Peters started the race at a strategic disadvantage. Jolly spent the first few weeks of his campaign raising money and securing local endorsements. By the time Peters announced her bid, hours before the filing deadline last week, Jolly had raised more than $150,000. He expects to raise $750,000 over the course of the primary.
Peters’ camp said she raised about $100,000 in her first week of campaigning. She said she hopes to raise about $300,000 for the primary.
Both candidates did agree on one item — their criticism of Sink. They have quickly hammered her as a carpetbagger who only moved to the district after Young died and the seat opened.

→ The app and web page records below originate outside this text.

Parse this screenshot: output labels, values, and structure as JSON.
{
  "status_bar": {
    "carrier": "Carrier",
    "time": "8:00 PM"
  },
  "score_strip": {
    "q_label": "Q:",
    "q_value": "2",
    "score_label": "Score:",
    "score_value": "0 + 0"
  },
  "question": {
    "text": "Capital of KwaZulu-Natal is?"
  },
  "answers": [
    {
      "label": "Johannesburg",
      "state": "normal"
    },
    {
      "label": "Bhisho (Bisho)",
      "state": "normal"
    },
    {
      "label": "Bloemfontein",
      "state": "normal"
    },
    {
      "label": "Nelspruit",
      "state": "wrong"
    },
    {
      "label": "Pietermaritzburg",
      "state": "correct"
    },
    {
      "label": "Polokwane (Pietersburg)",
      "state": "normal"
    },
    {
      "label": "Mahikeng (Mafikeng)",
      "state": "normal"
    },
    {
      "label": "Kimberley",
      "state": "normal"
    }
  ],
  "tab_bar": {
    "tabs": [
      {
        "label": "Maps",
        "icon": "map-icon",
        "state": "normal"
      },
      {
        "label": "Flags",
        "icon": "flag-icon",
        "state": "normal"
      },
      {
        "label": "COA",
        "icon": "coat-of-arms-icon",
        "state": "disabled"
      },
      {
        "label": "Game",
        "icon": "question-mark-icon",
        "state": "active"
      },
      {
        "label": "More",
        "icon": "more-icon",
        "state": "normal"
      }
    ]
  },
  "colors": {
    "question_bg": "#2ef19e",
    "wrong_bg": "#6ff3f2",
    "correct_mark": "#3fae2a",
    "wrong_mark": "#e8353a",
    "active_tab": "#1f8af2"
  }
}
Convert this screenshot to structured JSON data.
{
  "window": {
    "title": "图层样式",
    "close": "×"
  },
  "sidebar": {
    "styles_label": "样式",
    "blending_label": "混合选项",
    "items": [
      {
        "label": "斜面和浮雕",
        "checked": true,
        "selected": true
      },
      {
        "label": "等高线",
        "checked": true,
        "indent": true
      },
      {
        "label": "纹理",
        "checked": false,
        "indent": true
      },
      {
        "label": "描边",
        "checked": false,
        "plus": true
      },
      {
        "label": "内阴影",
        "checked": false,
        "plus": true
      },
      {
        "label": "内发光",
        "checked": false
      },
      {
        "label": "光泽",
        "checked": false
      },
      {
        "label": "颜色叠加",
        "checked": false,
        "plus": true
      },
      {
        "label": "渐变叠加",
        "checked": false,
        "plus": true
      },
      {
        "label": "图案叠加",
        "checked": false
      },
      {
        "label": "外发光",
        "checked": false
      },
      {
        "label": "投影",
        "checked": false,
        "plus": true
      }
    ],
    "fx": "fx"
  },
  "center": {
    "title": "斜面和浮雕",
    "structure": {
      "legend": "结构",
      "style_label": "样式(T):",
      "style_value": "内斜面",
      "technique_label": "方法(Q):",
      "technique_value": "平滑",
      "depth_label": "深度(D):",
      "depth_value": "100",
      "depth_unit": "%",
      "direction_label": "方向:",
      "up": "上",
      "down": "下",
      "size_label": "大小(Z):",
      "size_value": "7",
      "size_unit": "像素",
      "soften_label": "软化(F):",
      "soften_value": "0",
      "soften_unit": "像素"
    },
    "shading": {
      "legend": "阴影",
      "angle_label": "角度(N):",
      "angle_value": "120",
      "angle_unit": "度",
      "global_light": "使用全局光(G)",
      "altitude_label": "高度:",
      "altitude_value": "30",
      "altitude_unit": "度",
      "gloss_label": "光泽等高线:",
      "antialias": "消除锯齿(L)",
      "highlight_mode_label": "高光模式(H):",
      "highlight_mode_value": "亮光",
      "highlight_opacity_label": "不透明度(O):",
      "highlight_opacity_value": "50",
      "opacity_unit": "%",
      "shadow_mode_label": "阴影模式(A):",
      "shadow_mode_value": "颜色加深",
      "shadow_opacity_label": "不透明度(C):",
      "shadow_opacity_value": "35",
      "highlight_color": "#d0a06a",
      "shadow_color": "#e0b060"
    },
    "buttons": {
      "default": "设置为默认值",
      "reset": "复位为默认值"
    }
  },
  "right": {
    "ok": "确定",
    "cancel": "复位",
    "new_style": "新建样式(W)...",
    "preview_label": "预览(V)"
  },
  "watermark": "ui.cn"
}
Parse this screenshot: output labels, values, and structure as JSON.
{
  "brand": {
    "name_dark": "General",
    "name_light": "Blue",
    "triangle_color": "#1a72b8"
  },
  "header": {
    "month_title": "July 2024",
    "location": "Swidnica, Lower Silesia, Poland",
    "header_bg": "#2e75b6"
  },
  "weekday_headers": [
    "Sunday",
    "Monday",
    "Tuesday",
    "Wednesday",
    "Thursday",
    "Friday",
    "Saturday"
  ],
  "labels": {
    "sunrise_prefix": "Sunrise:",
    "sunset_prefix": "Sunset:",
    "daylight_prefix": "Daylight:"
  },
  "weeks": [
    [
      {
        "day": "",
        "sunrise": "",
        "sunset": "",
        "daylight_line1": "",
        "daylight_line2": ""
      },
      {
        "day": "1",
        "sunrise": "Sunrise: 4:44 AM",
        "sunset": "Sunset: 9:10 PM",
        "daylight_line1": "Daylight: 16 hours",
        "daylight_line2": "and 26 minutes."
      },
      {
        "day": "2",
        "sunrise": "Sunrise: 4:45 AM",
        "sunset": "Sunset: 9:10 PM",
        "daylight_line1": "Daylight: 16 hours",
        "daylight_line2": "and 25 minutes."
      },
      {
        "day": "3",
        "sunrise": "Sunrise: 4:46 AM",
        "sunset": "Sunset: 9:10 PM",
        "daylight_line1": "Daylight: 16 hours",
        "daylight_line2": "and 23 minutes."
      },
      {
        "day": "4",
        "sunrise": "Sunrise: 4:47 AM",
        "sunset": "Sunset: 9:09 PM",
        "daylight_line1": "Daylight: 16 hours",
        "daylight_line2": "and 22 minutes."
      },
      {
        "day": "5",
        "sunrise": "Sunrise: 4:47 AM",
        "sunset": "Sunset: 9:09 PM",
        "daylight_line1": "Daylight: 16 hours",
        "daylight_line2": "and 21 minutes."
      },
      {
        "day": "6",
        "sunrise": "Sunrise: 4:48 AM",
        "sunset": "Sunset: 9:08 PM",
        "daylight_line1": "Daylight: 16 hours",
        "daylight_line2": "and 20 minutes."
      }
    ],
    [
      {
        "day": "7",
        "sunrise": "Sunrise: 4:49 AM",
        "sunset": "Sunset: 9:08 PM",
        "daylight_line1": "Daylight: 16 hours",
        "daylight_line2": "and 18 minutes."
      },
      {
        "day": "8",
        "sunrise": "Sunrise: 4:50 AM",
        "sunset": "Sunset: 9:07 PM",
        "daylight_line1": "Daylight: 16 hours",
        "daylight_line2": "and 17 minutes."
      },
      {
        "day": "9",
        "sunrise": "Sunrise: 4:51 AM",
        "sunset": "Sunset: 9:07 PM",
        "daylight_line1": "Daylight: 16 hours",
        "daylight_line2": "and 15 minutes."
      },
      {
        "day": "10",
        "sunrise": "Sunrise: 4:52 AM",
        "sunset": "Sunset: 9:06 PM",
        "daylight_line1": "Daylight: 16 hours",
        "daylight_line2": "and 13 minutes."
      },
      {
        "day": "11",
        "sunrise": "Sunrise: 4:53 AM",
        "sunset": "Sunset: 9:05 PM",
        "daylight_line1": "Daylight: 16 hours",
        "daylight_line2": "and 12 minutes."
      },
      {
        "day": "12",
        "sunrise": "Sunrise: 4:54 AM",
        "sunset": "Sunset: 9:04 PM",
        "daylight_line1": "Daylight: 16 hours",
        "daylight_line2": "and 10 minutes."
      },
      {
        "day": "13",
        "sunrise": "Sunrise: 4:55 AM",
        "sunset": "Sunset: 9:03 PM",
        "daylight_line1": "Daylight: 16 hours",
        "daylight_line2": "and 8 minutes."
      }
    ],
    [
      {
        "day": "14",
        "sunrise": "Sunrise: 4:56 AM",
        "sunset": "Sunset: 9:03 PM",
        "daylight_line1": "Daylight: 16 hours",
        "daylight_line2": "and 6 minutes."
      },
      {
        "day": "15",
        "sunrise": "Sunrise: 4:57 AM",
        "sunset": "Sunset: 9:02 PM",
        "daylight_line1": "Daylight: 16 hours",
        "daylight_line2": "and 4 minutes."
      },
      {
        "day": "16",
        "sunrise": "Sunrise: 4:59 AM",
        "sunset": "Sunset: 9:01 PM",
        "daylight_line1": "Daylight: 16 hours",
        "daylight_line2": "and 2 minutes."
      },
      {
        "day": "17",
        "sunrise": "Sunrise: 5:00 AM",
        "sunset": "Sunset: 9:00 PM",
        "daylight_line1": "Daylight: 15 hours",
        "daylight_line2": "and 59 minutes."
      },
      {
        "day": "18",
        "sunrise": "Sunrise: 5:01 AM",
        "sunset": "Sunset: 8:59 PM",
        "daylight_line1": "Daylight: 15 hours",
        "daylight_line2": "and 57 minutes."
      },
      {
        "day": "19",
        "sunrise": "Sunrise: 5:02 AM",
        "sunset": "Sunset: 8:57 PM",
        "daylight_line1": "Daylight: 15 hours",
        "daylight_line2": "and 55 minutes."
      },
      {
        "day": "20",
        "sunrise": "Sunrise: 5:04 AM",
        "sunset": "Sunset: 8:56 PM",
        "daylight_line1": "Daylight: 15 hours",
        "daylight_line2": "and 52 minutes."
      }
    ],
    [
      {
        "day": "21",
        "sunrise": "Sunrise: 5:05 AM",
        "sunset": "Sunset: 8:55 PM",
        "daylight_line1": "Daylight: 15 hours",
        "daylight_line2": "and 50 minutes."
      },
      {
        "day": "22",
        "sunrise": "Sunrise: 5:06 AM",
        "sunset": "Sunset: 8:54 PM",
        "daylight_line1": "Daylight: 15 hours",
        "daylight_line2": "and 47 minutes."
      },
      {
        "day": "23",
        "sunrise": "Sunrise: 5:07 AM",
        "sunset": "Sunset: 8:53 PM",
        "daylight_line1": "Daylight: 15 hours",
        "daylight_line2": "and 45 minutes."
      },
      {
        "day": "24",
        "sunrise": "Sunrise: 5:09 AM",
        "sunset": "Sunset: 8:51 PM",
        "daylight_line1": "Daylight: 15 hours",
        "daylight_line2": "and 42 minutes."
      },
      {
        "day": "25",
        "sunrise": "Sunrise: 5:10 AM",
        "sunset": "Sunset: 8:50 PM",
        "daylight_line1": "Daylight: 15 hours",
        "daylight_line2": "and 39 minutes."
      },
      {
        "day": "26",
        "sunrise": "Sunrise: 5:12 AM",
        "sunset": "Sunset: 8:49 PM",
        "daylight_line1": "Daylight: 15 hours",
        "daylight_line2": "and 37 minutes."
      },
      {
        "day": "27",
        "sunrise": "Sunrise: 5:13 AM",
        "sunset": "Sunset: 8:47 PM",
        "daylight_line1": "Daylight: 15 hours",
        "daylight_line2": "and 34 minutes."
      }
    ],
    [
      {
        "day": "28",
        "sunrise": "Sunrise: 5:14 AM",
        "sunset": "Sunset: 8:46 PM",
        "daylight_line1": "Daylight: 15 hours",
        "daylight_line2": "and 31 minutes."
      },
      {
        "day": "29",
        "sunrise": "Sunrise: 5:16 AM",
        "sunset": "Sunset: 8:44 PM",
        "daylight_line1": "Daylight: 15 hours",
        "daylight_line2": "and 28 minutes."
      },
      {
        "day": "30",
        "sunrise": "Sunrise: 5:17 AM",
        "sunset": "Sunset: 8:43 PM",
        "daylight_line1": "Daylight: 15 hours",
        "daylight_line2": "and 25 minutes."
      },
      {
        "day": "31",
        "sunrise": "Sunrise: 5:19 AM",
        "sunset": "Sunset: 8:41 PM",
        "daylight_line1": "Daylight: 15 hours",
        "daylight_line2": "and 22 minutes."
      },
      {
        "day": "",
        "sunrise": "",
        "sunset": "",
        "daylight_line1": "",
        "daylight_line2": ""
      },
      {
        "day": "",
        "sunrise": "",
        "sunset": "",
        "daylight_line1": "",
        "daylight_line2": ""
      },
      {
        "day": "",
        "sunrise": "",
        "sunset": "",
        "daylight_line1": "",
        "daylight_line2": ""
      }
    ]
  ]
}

But even top Republicans, such as Davis, concede Sink is a quality recruit — one of the reasons the race will shift to national issues after the primary.
“I think Alex Sink’s biggest problem right now is not Alex Sink or what the research book says,” Republican pollster Brock McCleary said. “It’s Obamacare.”
A former chief financial officer for the state, Sink narrowly lost her bid for Florida governor in 2010. Her husband, Bill McBride, who died in December 2012, was the Democratic nominee for governor in 2002.
Sink has never worked on Capitol Hill, which will make it harder for Republicans to criticize her on national issues such as the health care law, according to Pinellas County Democratic Chairman Mark Hanisee.
“You can’t attack someone who hasn’t been in Washington,” he said of Sink and Obamacare.
But the GOP will almost certainly try, which is why so much is at stake for Republicans in the contest.